[Entries from a dataset of interfaces]
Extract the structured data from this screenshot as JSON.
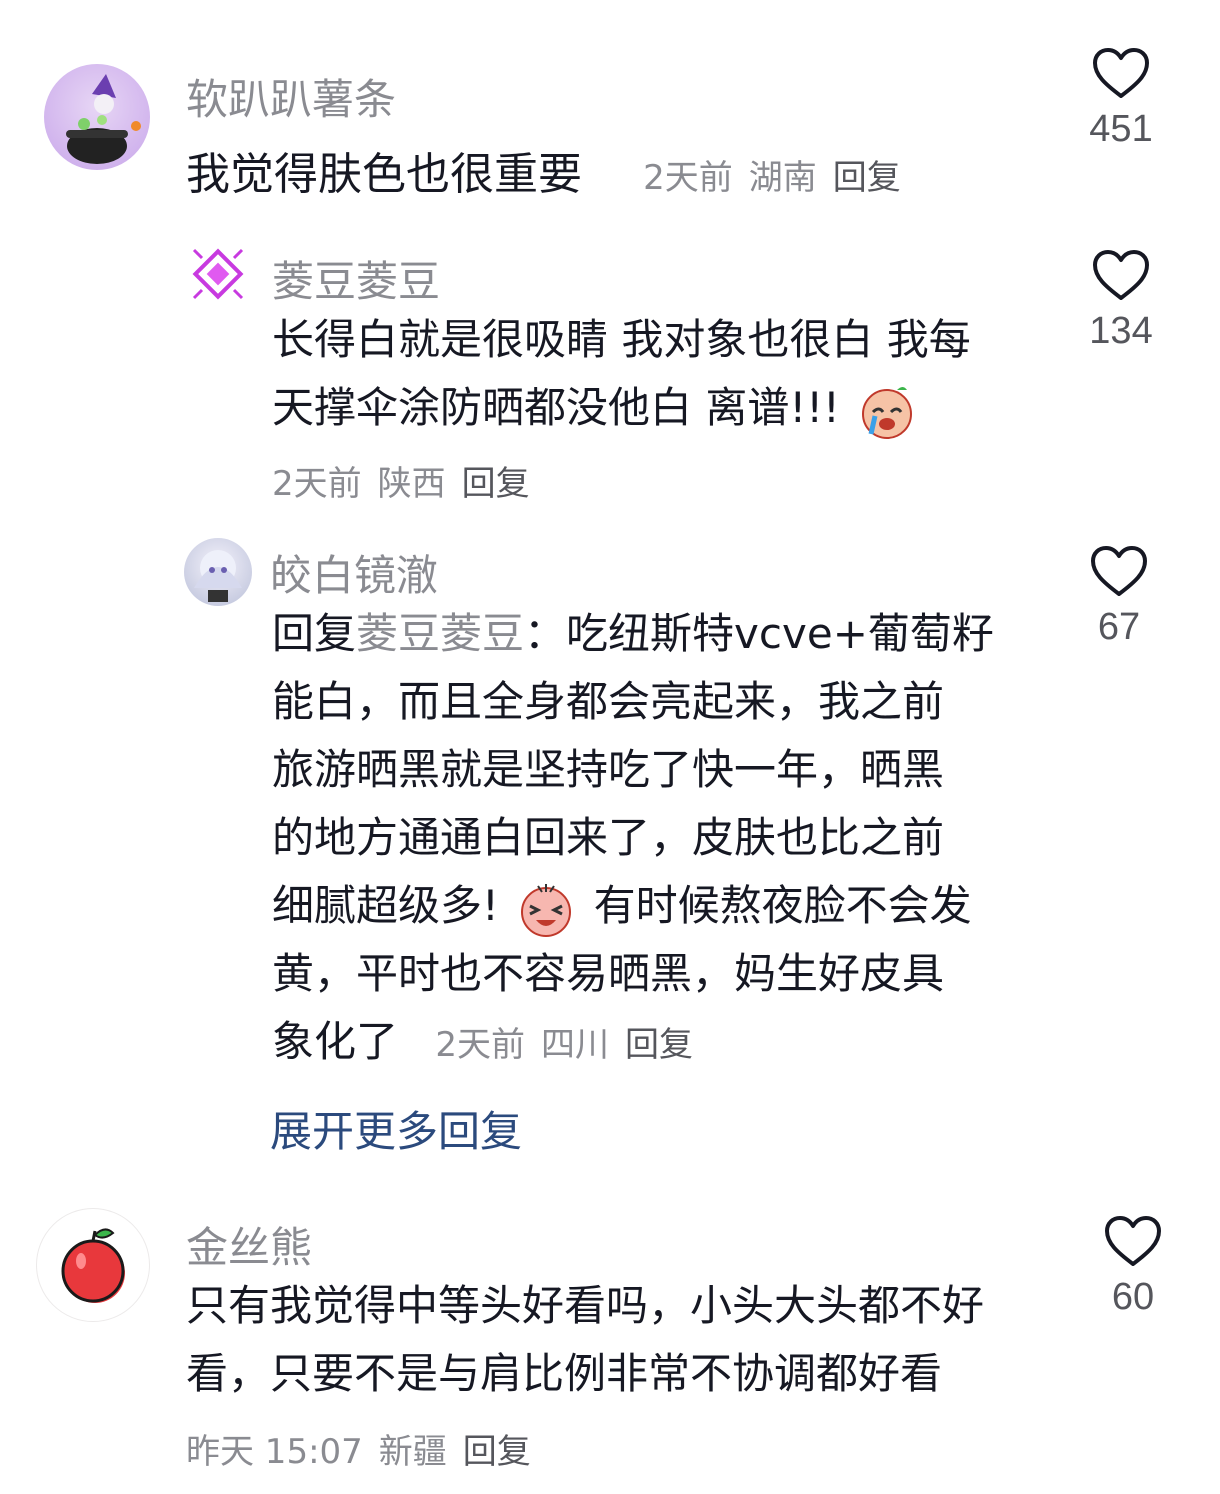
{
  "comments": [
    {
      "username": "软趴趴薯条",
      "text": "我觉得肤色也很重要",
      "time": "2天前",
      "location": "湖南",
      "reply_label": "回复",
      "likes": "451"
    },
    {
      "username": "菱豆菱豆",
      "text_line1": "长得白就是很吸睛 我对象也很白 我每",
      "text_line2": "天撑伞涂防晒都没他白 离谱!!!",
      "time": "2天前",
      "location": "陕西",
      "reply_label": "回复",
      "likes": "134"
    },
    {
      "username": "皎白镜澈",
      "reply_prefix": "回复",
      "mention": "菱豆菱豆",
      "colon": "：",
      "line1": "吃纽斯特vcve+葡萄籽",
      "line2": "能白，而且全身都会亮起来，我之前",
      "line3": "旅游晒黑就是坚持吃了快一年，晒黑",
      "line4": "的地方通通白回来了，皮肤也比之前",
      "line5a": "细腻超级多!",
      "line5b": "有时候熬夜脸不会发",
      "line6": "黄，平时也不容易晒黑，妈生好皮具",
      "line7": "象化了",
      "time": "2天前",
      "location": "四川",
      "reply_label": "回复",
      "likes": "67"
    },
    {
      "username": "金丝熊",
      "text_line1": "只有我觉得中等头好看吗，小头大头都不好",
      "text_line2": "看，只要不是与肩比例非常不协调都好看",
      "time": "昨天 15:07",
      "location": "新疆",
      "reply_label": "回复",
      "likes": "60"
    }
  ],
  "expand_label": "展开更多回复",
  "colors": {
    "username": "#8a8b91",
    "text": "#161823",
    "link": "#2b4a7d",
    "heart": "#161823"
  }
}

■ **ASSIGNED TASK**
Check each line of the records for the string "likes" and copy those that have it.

■ **WRITTEN ANSWER**
      "likes": "451"
      "likes": "134"
      "likes": "67"
      "likes": "60"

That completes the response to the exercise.